Highest break by White: 92
Highest break by Parrott: 117

0–97, 34–96, 0–82, 24–75, 6–88, 16–79, 0–117, 87–26, 67–32, 0–77, 63–77, 28–88, 69–49, 82–2, 64–6, 8–120, 136–0, 70–60, 50–51, 75–8, 55–58, 4–59, 68–55, 8–91, 8–112, 103–0, 13–74, 89–42, 24–76
England John Parrott wins the 1991 Embassy World Snooker Championship

Qualifying rounds[edit]

Century breaks[edit]

There were 31 century breaks in the championship. The highest break of the tournament was 140 made by Jimmy White.[15][16]

References[edit]

  1. ^ Turner, Chris. "World Professional Championship". cajt.pwp.blueyonder.co.uk. Chris Turner's Snooker Archive. Archived from the original on 16 April 2013. Retrieved 24 February 2011.
  2. ^ "Hall of Fame". Snooker.org. Retrieved 24 February 2011.
  3. ^ "Ken Doherty at the World Championships". Snooker Database. Retrieved 11 May 2012.
  4. ^ "Joe Johnson at the World Championships". Snooker Database. Retrieved 11 May 2012.
  5. ^ "Cliff Thorburne at the World Championships". Snooker Database. Retrieved 11 May 2012.
  6. ^ "Stephen Hendry profile". Betfred.

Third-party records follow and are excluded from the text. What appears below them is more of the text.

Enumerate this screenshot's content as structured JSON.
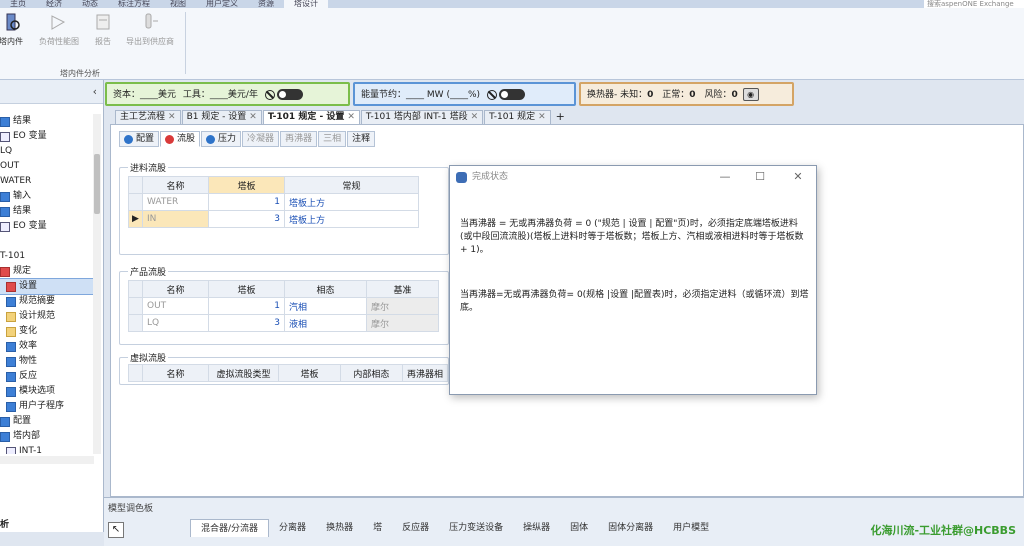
{
  "ribbon_tabs": [
    "主页",
    "经济",
    "动态",
    "标注方程",
    "视图",
    "用户定义",
    "资源",
    "塔设计"
  ],
  "ribbon_active_tab": "塔设计",
  "search_placeholder": "搜索aspenONE Exchange",
  "ribbon_buttons": [
    {
      "label": "塔内件",
      "icon": "tower-internals-icon",
      "enabled": true
    },
    {
      "label": "负荷性能图",
      "icon": "hydraulic-plot-icon",
      "enabled": false
    },
    {
      "label": "报告",
      "icon": "report-icon",
      "enabled": false
    },
    {
      "label": "导出到供应商",
      "icon": "export-vendor-icon",
      "enabled": false
    }
  ],
  "ribbon_group_label": "塔内件分析",
  "sidebar": {
    "tree": [
      {
        "label": "结果",
        "icon": "check",
        "indent": 0
      },
      {
        "label": "EO 变量",
        "icon": "plain",
        "indent": 0
      },
      {
        "label": "LQ",
        "icon": "none",
        "indent": 0
      },
      {
        "label": "OUT",
        "icon": "none",
        "indent": 0
      },
      {
        "label": "WATER",
        "icon": "none",
        "indent": 0
      },
      {
        "label": "输入",
        "icon": "check",
        "indent": 0
      },
      {
        "label": "结果",
        "icon": "check",
        "indent": 0
      },
      {
        "label": "EO 变量",
        "icon": "plain",
        "indent": 0
      },
      {
        "label": "",
        "icon": "none",
        "indent": 0
      },
      {
        "label": "T-101",
        "icon": "none",
        "indent": 0
      },
      {
        "label": "规定",
        "icon": "red",
        "indent": 0
      },
      {
        "label": "设置",
        "icon": "red",
        "indent": 1,
        "selected": true
      },
      {
        "label": "规范摘要",
        "icon": "check",
        "indent": 1
      },
      {
        "label": "设计规范",
        "icon": "folder",
        "indent": 1
      },
      {
        "label": "变化",
        "icon": "folder",
        "indent": 1
      },
      {
        "label": "效率",
        "icon": "check",
        "indent": 1
      },
      {
        "label": "物性",
        "icon": "check",
        "indent": 1
      },
      {
        "label": "反应",
        "icon": "check",
        "indent": 1
      },
      {
        "label": "模块选项",
        "icon": "check",
        "indent": 1
      },
      {
        "label": "用户子程序",
        "icon": "check",
        "indent": 1
      },
      {
        "label": "配置",
        "icon": "check",
        "indent": 0
      },
      {
        "label": "塔内部",
        "icon": "check",
        "indent": 0
      },
      {
        "label": "INT-1",
        "icon": "plain",
        "indent": 1
      }
    ],
    "bottom_label": "析"
  },
  "status": {
    "cost_label": "资本：",
    "cost_blank1": "____",
    "cost_unit1": "美元",
    "tools_label": "工具：",
    "cost_blank2": "____",
    "cost_unit2": "美元/年",
    "energy_label": "能量节约：",
    "energy_blank": "____",
    "energy_unit": "MW",
    "energy_pct": "(____%)",
    "hx_label": "换热器-",
    "hx_unknown_label": "未知：",
    "hx_unknown": "0",
    "hx_normal_label": "正常：",
    "hx_normal": "0",
    "hx_risk_label": "风险：",
    "hx_risk": "0"
  },
  "doc_tabs": [
    {
      "label": "主工艺流程",
      "active": false
    },
    {
      "label": "B1 规定 - 设置",
      "active": false
    },
    {
      "label": "T-101 规定 - 设置",
      "active": true
    },
    {
      "label": "T-101 塔内部 INT-1 塔段",
      "active": false
    },
    {
      "label": "T-101 规定",
      "active": false
    }
  ],
  "doc_plus": "+",
  "sub_tabs": [
    {
      "label": "配置",
      "state": "done",
      "dot": "blue"
    },
    {
      "label": "流股",
      "state": "active",
      "dot": "red"
    },
    {
      "label": "压力",
      "state": "done",
      "dot": "blue"
    },
    {
      "label": "冷凝器",
      "state": "disabled",
      "dot": ""
    },
    {
      "label": "再沸器",
      "state": "disabled",
      "dot": ""
    },
    {
      "label": "三相",
      "state": "disabled",
      "dot": ""
    },
    {
      "label": "注释",
      "state": "done",
      "dot": ""
    }
  ],
  "feed": {
    "title": "进料流股",
    "headers": [
      "名称",
      "塔板",
      "常规"
    ],
    "rows": [
      {
        "name": "WATER",
        "stage": "1",
        "conv": "塔板上方",
        "selected": false
      },
      {
        "name": "IN",
        "stage": "3",
        "conv": "塔板上方",
        "selected": true
      }
    ]
  },
  "product": {
    "title": "产品流股",
    "headers": [
      "名称",
      "塔板",
      "相态",
      "基准"
    ],
    "rows": [
      {
        "name": "OUT",
        "stage": "1",
        "phase": "汽相",
        "basis": "摩尔"
      },
      {
        "name": "LQ",
        "stage": "3",
        "phase": "液相",
        "basis": "摩尔"
      }
    ]
  },
  "pseudo": {
    "title": "虚拟流股",
    "headers": [
      "名称",
      "虚拟流股类型",
      "塔板",
      "内部相态",
      "再沸器相"
    ]
  },
  "dialog": {
    "title": "完成状态",
    "min": "—",
    "max": "☐",
    "close": "✕",
    "para1": "当再沸器 = 无或再沸器负荷 = 0 (\"规范 | 设置 | 配置\"页)时，必须指定底端塔板进料(或中段回流流股)(塔板上进料时等于塔板数；塔板上方、汽相或液相进料时等于塔板数 + 1)。",
    "para2": "当再沸器=无或再沸器负荷= 0(规格 |设置 |配置表)时，必须指定进料（或循环流）到塔底。"
  },
  "palette": {
    "title": "模型调色板",
    "tabs": [
      "混合器/分流器",
      "分离器",
      "换热器",
      "塔",
      "反应器",
      "压力变送设备",
      "操纵器",
      "固体",
      "固体分离器",
      "用户模型"
    ],
    "active": "混合器/分流器"
  },
  "watermark": "化海川流-工业社群@HCBBS"
}
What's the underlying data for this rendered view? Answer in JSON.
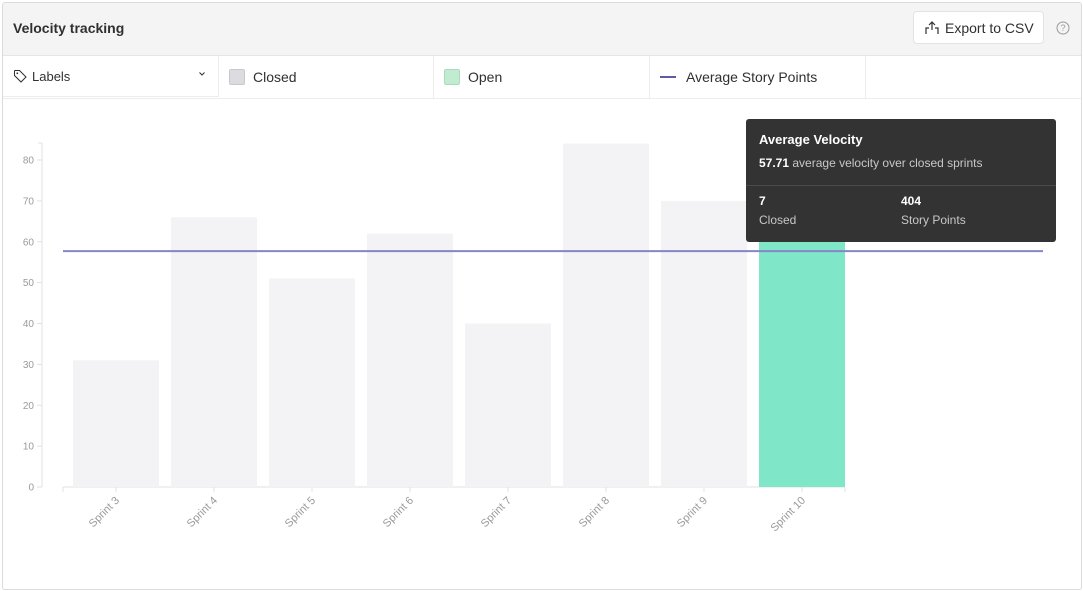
{
  "header": {
    "title": "Velocity tracking",
    "export_label": "Export to CSV",
    "export_icon": "export-icon",
    "help_icon": "help-circle-icon"
  },
  "legend": {
    "labels_dropdown": {
      "label": "Labels",
      "icon": "tag-icon"
    },
    "closed_label": "Closed",
    "open_label": "Open",
    "avg_label": "Average Story Points",
    "colors": {
      "closed": "#f3f3f5",
      "open": "#80e6c8",
      "average": "#8585c8"
    }
  },
  "tooltip": {
    "title": "Average Velocity",
    "value": "57.71",
    "value_desc": "average velocity over closed sprints",
    "stats": [
      {
        "value": "7",
        "label": "Closed"
      },
      {
        "value": "404",
        "label": "Story Points"
      }
    ]
  },
  "chart_data": {
    "type": "bar",
    "title": "Velocity tracking",
    "xlabel": "",
    "ylabel": "",
    "ylim": [
      0,
      80
    ],
    "yticks": [
      0,
      10,
      20,
      30,
      40,
      50,
      60,
      70,
      80
    ],
    "categories": [
      "Sprint 3",
      "Sprint 4",
      "Sprint 5",
      "Sprint 6",
      "Sprint 7",
      "Sprint 8",
      "Sprint 9",
      "Sprint 10"
    ],
    "series": [
      {
        "name": "Closed",
        "values": [
          31,
          66,
          51,
          62,
          40,
          84,
          70,
          null
        ]
      },
      {
        "name": "Open",
        "values": [
          null,
          null,
          null,
          null,
          null,
          null,
          null,
          66
        ]
      }
    ],
    "average_line": {
      "name": "Average Story Points",
      "value": 57.71
    },
    "grid": false,
    "legend_position": "top"
  }
}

Archived from the original on 16 April 2012. Retrieved 11 May 2012.
  7. ^ "Steve Davis at the World Championships". Snooker Database. Retrieved 11 May 2012.
  8. ^ Downer, Chris (2012). Crucible Almanac. p. 119.
  9. ^ a b "World Championship 1991". Global Snooker. Archived from the original on 10 March 2011. Retrieved 28 April 2011.
  10. ^ Downer, Chris (2012). Crucible Almanac. p. 130.
  11. ^ "1991 World Championships Results". Snooker Database. Retrieved 14 June 2012.
  12. ^ "Embassy World Championship". Snooker Scene. Archived from the original on 24 January 2013. Retrieved 14 June 2012.
  13. ^ Downer, Chris (2012). Crucible Almanac. pp. 32–33.
  14. ^ Downer, Chris (2012). Crucible Almanac. p. 143.
  15. ^ "Crucible Centuries". Snooker.org. Archived from the original on 23 May 2011. Retrieved 3 April 2012.
  16. ^ Downer, Chris (2012). Crucible Almanac. p. 147.